● **Records**:
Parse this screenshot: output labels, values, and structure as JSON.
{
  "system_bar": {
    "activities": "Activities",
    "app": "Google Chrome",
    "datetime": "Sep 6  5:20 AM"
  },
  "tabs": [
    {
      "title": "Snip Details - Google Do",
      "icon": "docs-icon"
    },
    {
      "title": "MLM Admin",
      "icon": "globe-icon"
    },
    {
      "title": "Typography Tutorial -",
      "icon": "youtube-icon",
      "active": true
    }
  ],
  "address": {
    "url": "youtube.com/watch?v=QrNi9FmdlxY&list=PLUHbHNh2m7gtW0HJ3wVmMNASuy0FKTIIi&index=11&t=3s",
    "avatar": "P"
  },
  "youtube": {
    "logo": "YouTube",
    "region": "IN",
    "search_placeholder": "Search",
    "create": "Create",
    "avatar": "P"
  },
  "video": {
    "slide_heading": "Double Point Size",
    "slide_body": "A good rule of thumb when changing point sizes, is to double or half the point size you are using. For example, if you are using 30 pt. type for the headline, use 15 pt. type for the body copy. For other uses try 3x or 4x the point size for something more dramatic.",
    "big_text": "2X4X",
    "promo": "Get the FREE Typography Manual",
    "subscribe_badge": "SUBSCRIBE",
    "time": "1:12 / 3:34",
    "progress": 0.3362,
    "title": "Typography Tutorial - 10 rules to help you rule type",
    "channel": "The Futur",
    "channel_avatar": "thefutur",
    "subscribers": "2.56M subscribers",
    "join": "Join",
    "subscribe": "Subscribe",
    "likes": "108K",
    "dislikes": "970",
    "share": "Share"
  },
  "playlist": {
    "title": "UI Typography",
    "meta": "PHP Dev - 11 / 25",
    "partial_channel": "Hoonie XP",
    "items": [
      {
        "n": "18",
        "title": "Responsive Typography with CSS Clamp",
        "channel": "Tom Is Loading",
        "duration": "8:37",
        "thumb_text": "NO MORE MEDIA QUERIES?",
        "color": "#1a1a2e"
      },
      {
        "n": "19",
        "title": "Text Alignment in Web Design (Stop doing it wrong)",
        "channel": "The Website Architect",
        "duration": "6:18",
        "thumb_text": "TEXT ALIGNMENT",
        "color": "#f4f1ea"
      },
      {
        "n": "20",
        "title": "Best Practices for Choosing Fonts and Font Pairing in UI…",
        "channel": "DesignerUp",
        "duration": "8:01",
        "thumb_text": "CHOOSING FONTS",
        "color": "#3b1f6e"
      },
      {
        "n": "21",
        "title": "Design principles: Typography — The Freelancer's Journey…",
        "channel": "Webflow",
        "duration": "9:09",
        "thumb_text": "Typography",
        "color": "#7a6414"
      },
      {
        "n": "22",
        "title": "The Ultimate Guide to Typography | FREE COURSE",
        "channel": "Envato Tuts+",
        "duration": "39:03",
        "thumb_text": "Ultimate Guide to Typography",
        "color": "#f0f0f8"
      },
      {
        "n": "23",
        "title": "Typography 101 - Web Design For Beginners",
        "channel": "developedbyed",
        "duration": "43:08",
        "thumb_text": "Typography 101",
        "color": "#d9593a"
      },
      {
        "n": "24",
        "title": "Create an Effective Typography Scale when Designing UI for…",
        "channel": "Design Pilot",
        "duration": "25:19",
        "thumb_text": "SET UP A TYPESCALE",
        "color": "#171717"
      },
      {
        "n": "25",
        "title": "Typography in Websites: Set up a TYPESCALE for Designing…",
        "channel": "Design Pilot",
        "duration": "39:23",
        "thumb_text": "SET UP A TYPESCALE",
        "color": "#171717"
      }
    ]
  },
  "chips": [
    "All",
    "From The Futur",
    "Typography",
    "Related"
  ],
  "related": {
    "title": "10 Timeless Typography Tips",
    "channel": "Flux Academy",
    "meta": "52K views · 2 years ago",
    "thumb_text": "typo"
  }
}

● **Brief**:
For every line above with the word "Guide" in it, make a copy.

● **Output of the task**:
        "title": "The Ultimate Guide to Typography | FREE COURSE",
        "thumb_text": "Ultimate Guide to Typography",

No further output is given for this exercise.